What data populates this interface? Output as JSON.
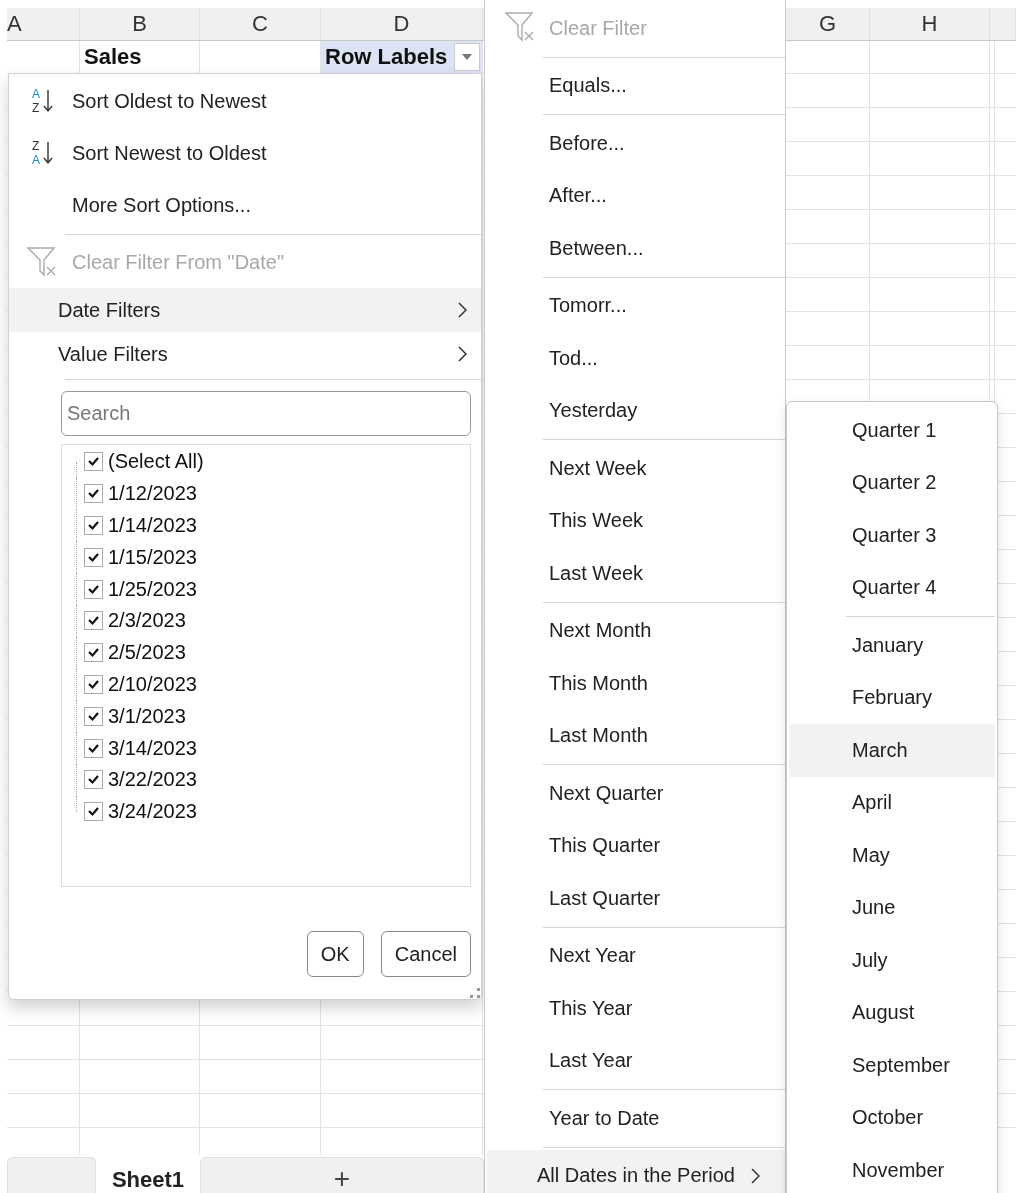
{
  "sheet": {
    "columns": [
      "A",
      "B",
      "C",
      "D",
      "G",
      "H"
    ],
    "cells": [
      {
        "text": "Sales",
        "kind": "plain"
      },
      {
        "text": "Row Labels",
        "kind": "filter"
      }
    ],
    "tabs": [
      {
        "label": "Sheet1",
        "selected": true
      }
    ],
    "add_sheet": "+"
  },
  "filter_panel": {
    "sort_items": [
      {
        "label": "Sort Oldest to Newest",
        "icon": {
          "top": "A",
          "bottom": "Z",
          "kind": "ascending"
        }
      },
      {
        "label": "Sort Newest to Oldest",
        "icon": {
          "top": "Z",
          "bottom": "A",
          "kind": "descending"
        }
      },
      {
        "label": "More Sort Options..."
      }
    ],
    "clear_filter": {
      "label": "Clear Filter From \"Date\"",
      "disabled": true
    },
    "submenus": [
      {
        "label": "Date Filters",
        "selected": true
      },
      {
        "label": "Value Filters",
        "selected": false
      }
    ],
    "search": {
      "placeholder": "Search"
    },
    "checklist": [
      {
        "label": "(Select All)",
        "checked": true
      },
      {
        "label": "1/12/2023",
        "checked": true
      },
      {
        "label": "1/14/2023",
        "checked": true
      },
      {
        "label": "1/15/2023",
        "checked": true
      },
      {
        "label": "1/25/2023",
        "checked": true
      },
      {
        "label": "2/3/2023",
        "checked": true
      },
      {
        "label": "2/5/2023",
        "checked": true
      },
      {
        "label": "2/10/2023",
        "checked": true
      },
      {
        "label": "3/1/2023",
        "checked": true
      },
      {
        "label": "3/14/2023",
        "checked": true
      },
      {
        "label": "3/22/2023",
        "checked": true
      },
      {
        "label": "3/24/2023",
        "checked": true
      }
    ],
    "buttons": [
      "OK",
      "Cancel"
    ]
  },
  "date_filters_menu": {
    "groups": [
      [
        {
          "label": "Clear Filter",
          "kind": "clear",
          "disabled": true
        }
      ],
      [
        {
          "label": "Equals..."
        }
      ],
      [
        {
          "label": "Before..."
        },
        {
          "label": "After..."
        },
        {
          "label": "Between..."
        }
      ],
      [
        {
          "label": "Tomorr..."
        },
        {
          "label": "Tod..."
        },
        {
          "label": "Yesterday"
        }
      ],
      [
        {
          "label": "Next Week"
        },
        {
          "label": "This Week"
        },
        {
          "label": "Last Week"
        }
      ],
      [
        {
          "label": "Next Month"
        },
        {
          "label": "This Month"
        },
        {
          "label": "Last Month"
        }
      ],
      [
        {
          "label": "Next Quarter"
        },
        {
          "label": "This Quarter"
        },
        {
          "label": "Last Quarter"
        }
      ],
      [
        {
          "label": "Next Year"
        },
        {
          "label": "This Year"
        },
        {
          "label": "Last Year"
        }
      ],
      [
        {
          "label": "Year to Date"
        }
      ],
      [
        {
          "label": "All Dates in the Period",
          "kind": "submenu",
          "selected": true
        }
      ]
    ]
  },
  "period_menu": {
    "groups": [
      [
        {
          "label": "Quarter 1",
          "selected": false
        },
        {
          "label": "Quarter 2",
          "selected": false
        },
        {
          "label": "Quarter 3",
          "selected": false
        },
        {
          "label": "Quarter 4",
          "selected": false
        }
      ],
      [
        {
          "label": "January",
          "selected": false
        },
        {
          "label": "February",
          "selected": false
        },
        {
          "label": "March",
          "selected": true
        },
        {
          "label": "April",
          "selected": false
        },
        {
          "label": "May",
          "selected": false
        },
        {
          "label": "June",
          "selected": false
        },
        {
          "label": "July",
          "selected": false
        },
        {
          "label": "August",
          "selected": false
        },
        {
          "label": "September",
          "selected": false
        },
        {
          "label": "October",
          "selected": false
        },
        {
          "label": "November",
          "selected": false
        }
      ]
    ]
  }
}
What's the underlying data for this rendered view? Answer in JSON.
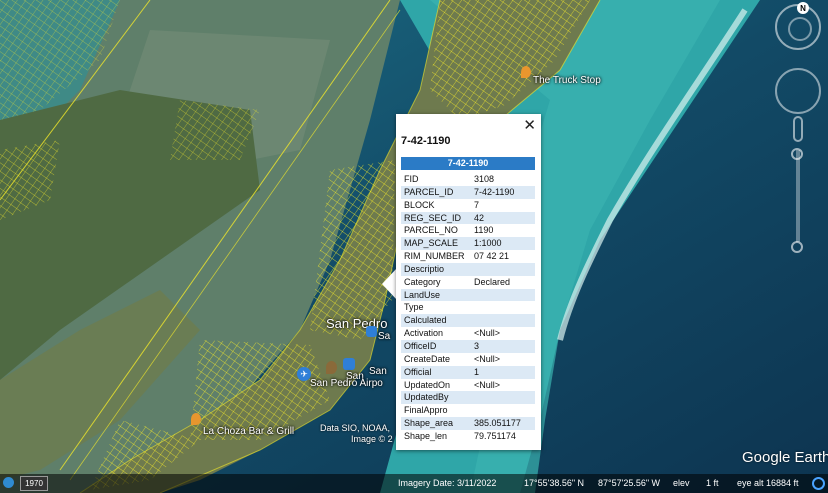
{
  "map": {
    "places": {
      "truck_stop": "The Truck Stop",
      "san_pedro": "San Pedro",
      "san_pedro_partial": "Sa",
      "san_short_a": "San",
      "san_short_b": "San",
      "airport": "San Pedro Airpo",
      "la_choza": "La Choza Bar & Grill"
    },
    "attribution": {
      "line1": "Data SIO, NOAA,",
      "line2": "Image © 2"
    },
    "colors": {
      "parcel_lines": "#f2e92a",
      "pin_orange": "#e8962e",
      "pin_brown": "#8a6a3a",
      "pin_blue": "#2f7fd8"
    },
    "navigation": {
      "north_label": "N"
    }
  },
  "balloon": {
    "title": "7-42-1190",
    "header": "7-42-1190",
    "close_icon": "✕",
    "rows": [
      {
        "key": "FID",
        "value": "3108"
      },
      {
        "key": "PARCEL_ID",
        "value": "7-42-1190"
      },
      {
        "key": "BLOCK",
        "value": "7"
      },
      {
        "key": "REG_SEC_ID",
        "value": "42"
      },
      {
        "key": "PARCEL_NO",
        "value": "1190"
      },
      {
        "key": "MAP_SCALE",
        "value": "1:1000"
      },
      {
        "key": "RIM_NUMBER",
        "value": "07 42 21"
      },
      {
        "key": "Descriptio",
        "value": ""
      },
      {
        "key": "Category",
        "value": "Declared"
      },
      {
        "key": "LandUse",
        "value": ""
      },
      {
        "key": "Type",
        "value": ""
      },
      {
        "key": "Calculated",
        "value": ""
      },
      {
        "key": "Activation",
        "value": "<Null>"
      },
      {
        "key": "OfficeID",
        "value": "3"
      },
      {
        "key": "CreateDate",
        "value": "<Null>"
      },
      {
        "key": "Official",
        "value": "1"
      },
      {
        "key": "UpdatedOn",
        "value": "<Null>"
      },
      {
        "key": "UpdatedBy",
        "value": ""
      },
      {
        "key": "FinalAppro",
        "value": ""
      },
      {
        "key": "Shape_area",
        "value": "385.051177"
      },
      {
        "key": "Shape_len",
        "value": "79.751174"
      }
    ]
  },
  "status": {
    "year": "1970",
    "imagery_date": "Imagery Date: 3/11/2022",
    "latitude": "17°55'38.56\" N",
    "longitude": "87°57'25.56\" W",
    "elev_label": "elev",
    "elev_value": "1 ft",
    "eye_alt": "eye alt  16884 ft"
  },
  "logo": "Google Earth"
}
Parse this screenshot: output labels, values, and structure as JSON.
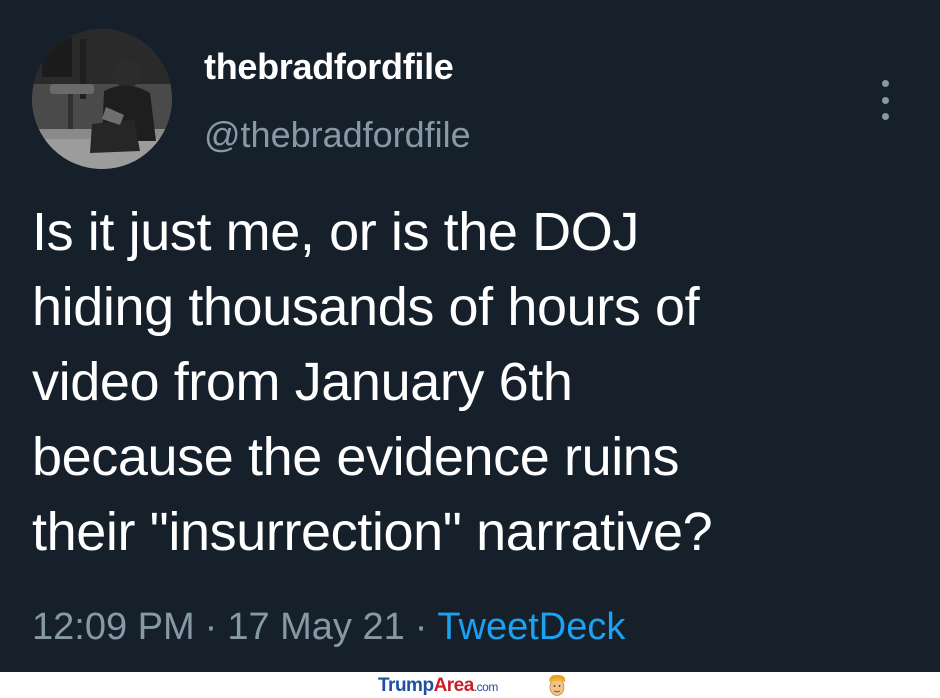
{
  "user": {
    "display_name": "thebradfordfile",
    "handle": "@thebradfordfile"
  },
  "tweet": {
    "lines": [
      "Is it just me, or is the DOJ",
      "hiding thousands of hours of",
      "video from January 6th",
      "because the evidence ruins",
      "their \"insurrection\" narrative?"
    ],
    "time": "12:09 PM",
    "date": "17 May 21",
    "separator": "·",
    "source": "TweetDeck"
  },
  "watermark": {
    "brand_part1": "Trump",
    "brand_part2": "Area",
    "suffix": ".com"
  },
  "icons": {
    "more": "vertical-ellipsis-icon",
    "avatar": "profile-photo",
    "logo": "trump-face-logo"
  },
  "colors": {
    "background": "#15202b",
    "primary_text": "#ffffff",
    "secondary_text": "#8899a6",
    "link": "#1da1f2",
    "watermark_blue": "#1f4fa3",
    "watermark_red": "#c8202a"
  }
}
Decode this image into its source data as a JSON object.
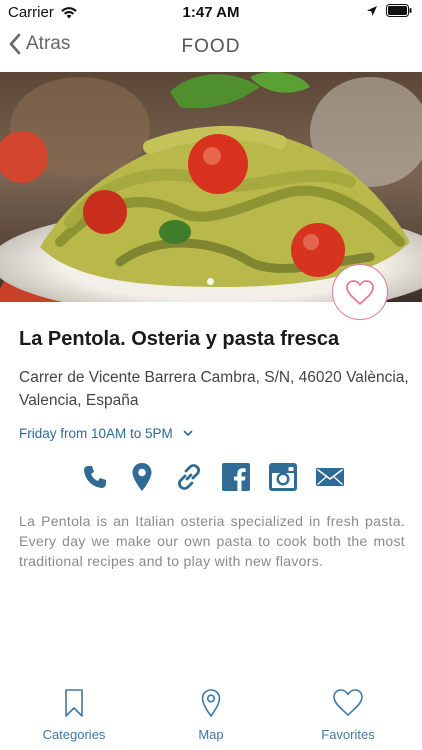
{
  "status_bar": {
    "carrier": "Carrier",
    "time": "1:47 AM"
  },
  "nav": {
    "back_label": "Atras",
    "title": "FOOD"
  },
  "restaurant": {
    "name": "La Pentola. Osteria y pasta fresca",
    "address": "Carrer de Vicente Barrera Cambra, S/N, 46020 València, Valencia, España",
    "hours": "Friday from 10AM to 5PM",
    "description": "La Pentola is an Italian osteria specialized in fresh pasta. Every day we make our own pasta to cook both the most traditional recipes and to play with new flavors."
  },
  "actions": [
    "phone-icon",
    "location-pin-icon",
    "link-icon",
    "facebook-icon",
    "instagram-icon",
    "mail-icon"
  ],
  "tabs": {
    "categories": "Categories",
    "map": "Map",
    "favorites": "Favorites"
  },
  "colors": {
    "accent": "#3e78a8",
    "icon": "#2f6b94",
    "favorite": "#e27a99"
  }
}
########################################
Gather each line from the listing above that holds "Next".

Task result:
          "label": "Next Week"
          "label": "Next Month"
          "label": "Next Quarter"
          "label": "Next Year"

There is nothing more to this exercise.